WHAT IS REQUIRED
The required output is all lines below that contain the word "پیوست".

[RECORDS FOR THE EXERCISE Boundary: Start]

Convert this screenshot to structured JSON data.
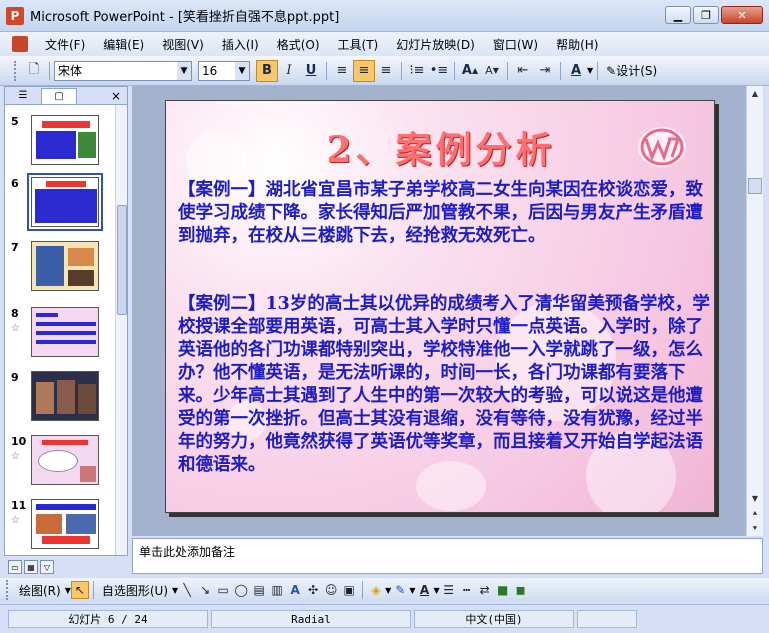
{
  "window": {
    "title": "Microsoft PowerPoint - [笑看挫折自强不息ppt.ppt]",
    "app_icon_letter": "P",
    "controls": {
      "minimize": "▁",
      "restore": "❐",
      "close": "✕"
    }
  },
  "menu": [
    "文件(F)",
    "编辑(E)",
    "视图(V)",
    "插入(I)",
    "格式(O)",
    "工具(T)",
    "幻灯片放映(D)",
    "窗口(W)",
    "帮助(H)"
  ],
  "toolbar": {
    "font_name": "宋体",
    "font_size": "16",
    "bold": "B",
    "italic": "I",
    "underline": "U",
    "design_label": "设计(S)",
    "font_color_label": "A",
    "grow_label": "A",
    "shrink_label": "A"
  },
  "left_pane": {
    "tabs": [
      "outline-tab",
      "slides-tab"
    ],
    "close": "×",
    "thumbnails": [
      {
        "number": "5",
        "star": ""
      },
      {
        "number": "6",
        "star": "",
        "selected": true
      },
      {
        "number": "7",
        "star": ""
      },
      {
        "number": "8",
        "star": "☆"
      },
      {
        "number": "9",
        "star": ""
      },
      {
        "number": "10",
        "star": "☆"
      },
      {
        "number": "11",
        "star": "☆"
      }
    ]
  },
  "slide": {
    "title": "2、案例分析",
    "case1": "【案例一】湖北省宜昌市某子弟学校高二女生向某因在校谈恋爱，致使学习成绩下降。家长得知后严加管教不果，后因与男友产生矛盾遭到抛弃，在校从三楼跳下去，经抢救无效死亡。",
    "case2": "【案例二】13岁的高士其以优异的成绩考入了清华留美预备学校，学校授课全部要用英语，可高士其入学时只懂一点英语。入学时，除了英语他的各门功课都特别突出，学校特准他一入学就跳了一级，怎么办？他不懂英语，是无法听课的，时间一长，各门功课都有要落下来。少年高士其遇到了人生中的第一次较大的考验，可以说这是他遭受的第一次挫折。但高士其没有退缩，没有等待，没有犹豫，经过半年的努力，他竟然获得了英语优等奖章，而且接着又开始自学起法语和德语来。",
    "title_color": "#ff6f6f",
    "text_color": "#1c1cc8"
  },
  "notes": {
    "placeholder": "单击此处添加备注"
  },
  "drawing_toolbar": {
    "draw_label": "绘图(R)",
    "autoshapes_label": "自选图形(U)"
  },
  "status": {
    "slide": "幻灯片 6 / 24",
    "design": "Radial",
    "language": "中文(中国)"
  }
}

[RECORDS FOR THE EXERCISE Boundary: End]
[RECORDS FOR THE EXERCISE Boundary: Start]

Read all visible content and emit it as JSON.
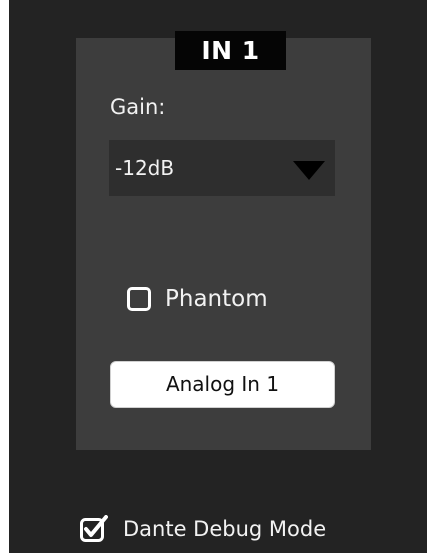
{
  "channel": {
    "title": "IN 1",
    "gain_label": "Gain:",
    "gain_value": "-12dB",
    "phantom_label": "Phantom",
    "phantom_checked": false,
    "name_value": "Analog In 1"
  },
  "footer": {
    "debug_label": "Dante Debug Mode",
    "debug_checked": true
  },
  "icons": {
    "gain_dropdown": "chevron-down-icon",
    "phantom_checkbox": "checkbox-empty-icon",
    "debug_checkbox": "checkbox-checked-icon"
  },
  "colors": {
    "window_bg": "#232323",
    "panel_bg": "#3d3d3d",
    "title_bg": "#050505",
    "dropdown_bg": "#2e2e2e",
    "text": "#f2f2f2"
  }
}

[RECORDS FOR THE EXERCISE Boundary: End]
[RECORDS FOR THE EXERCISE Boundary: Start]

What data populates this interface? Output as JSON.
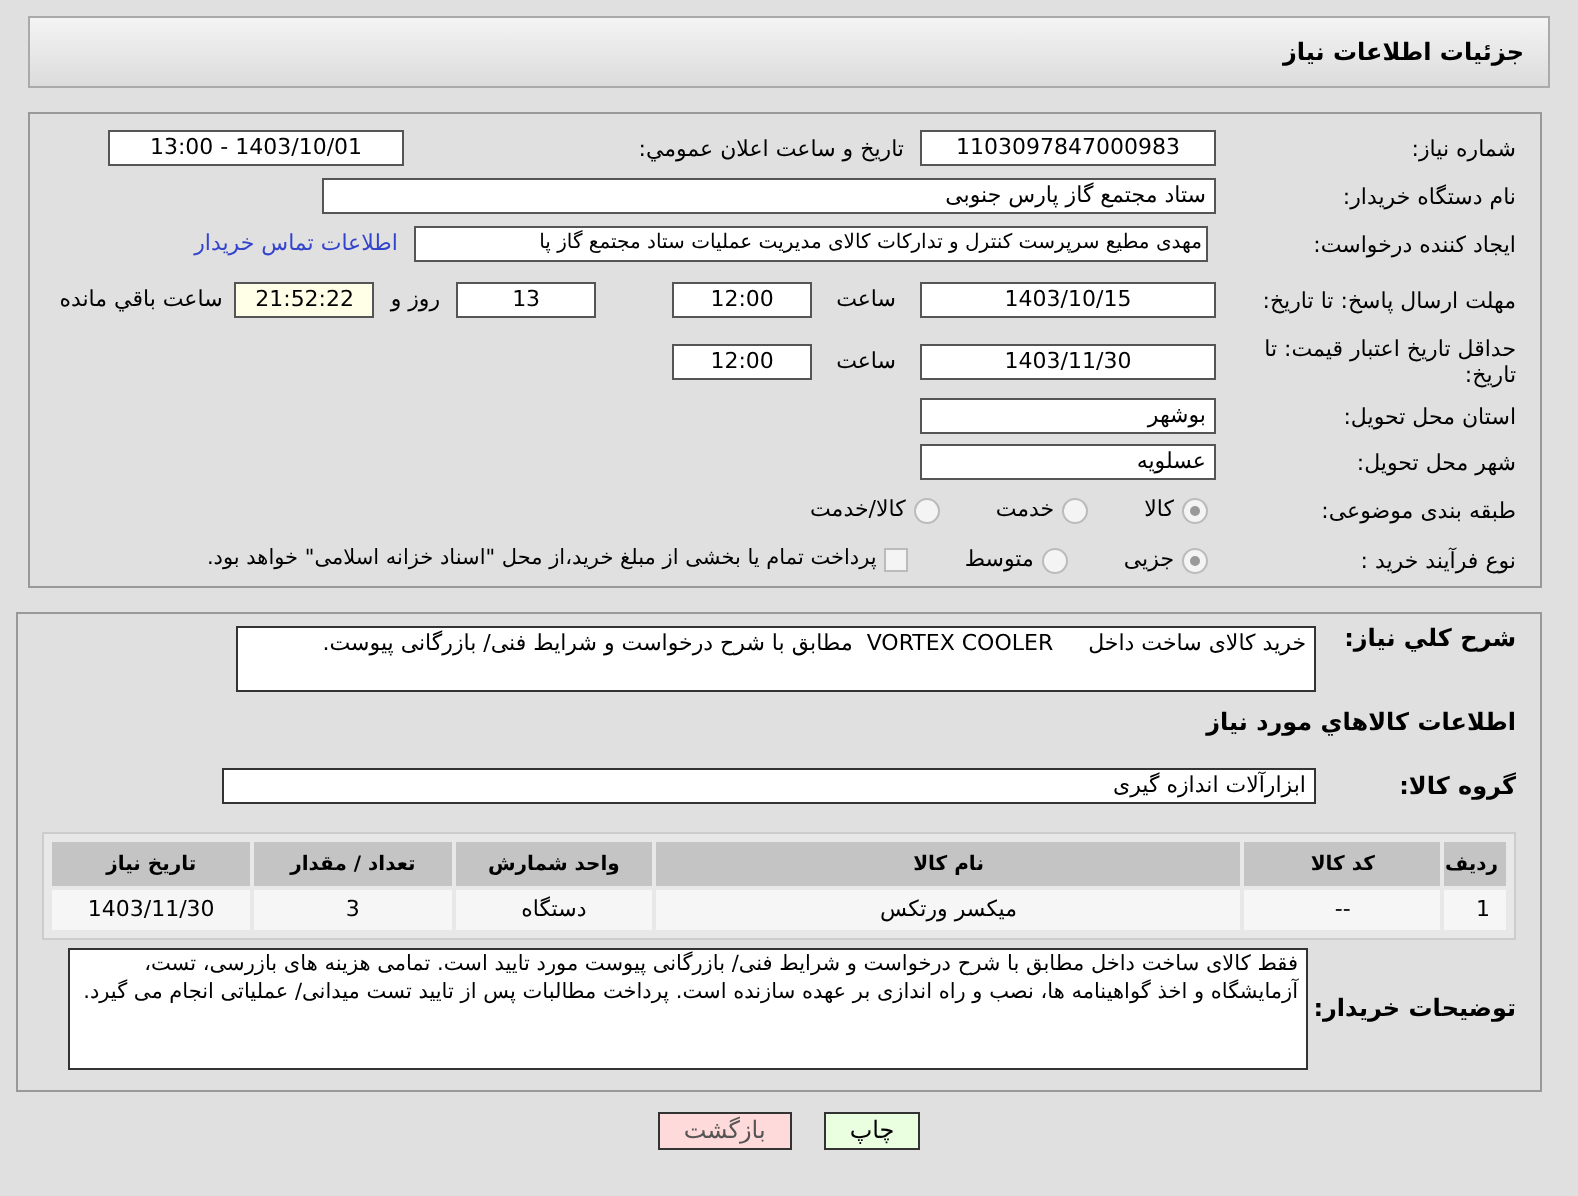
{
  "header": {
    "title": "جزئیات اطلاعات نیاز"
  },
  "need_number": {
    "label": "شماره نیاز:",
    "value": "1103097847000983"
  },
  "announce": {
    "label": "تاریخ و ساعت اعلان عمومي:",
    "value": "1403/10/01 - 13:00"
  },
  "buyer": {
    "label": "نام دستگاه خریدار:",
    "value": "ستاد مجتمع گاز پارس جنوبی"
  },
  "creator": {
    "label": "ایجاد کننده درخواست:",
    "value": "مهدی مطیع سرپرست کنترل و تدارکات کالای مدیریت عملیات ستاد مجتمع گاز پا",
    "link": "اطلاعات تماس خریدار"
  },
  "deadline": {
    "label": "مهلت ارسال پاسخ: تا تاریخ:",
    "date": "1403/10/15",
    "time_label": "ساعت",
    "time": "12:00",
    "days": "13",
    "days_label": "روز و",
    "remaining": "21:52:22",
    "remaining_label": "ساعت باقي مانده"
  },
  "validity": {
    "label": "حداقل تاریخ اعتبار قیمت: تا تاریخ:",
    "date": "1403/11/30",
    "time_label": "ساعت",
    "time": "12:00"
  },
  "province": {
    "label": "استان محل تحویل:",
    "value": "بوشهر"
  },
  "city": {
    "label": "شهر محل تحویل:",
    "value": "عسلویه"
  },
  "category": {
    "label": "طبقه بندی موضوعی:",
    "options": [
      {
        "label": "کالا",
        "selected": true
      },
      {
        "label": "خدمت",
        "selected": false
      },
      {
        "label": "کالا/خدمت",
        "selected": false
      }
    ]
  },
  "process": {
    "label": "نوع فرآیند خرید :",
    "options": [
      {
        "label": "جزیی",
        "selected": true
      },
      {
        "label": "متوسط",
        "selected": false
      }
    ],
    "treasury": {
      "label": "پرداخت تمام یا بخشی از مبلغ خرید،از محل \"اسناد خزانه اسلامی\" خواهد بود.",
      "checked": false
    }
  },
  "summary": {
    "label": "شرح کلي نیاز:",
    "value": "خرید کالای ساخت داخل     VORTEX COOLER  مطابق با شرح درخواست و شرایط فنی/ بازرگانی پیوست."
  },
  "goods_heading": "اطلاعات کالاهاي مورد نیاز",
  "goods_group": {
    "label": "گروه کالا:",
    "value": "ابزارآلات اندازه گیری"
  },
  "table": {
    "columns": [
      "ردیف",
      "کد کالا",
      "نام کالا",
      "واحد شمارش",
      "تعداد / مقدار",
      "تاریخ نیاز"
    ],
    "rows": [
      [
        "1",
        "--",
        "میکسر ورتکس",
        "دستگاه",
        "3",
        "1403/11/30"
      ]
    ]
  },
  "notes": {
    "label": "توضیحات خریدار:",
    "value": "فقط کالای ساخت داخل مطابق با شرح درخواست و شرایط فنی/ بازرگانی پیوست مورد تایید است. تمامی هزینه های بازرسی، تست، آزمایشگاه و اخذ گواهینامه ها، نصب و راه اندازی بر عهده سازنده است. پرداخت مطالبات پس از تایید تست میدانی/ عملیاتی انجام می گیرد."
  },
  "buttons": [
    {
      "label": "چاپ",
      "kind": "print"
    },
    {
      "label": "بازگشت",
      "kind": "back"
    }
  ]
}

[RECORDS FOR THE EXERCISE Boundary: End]

SOLVED PROBLEM
    "value": "خرید کالای ساخت داخل     VORTEX COOLER  مطابق با شرح درخواست و شرایط فنی/ بازرگانی پیوست."
    "value": "فقط کالای ساخت داخل مطابق با شرح درخواست و شرایط فنی/ بازرگانی پیوست مورد تایید است. تمامی هزینه های بازرسی، تست، آزمایشگاه و اخذ گواهینامه ها، نصب و راه اندازی بر عهده سازنده است. پرداخت مطالبات پس از تایید تست میدانی/ عملیاتی انجام می گیرد."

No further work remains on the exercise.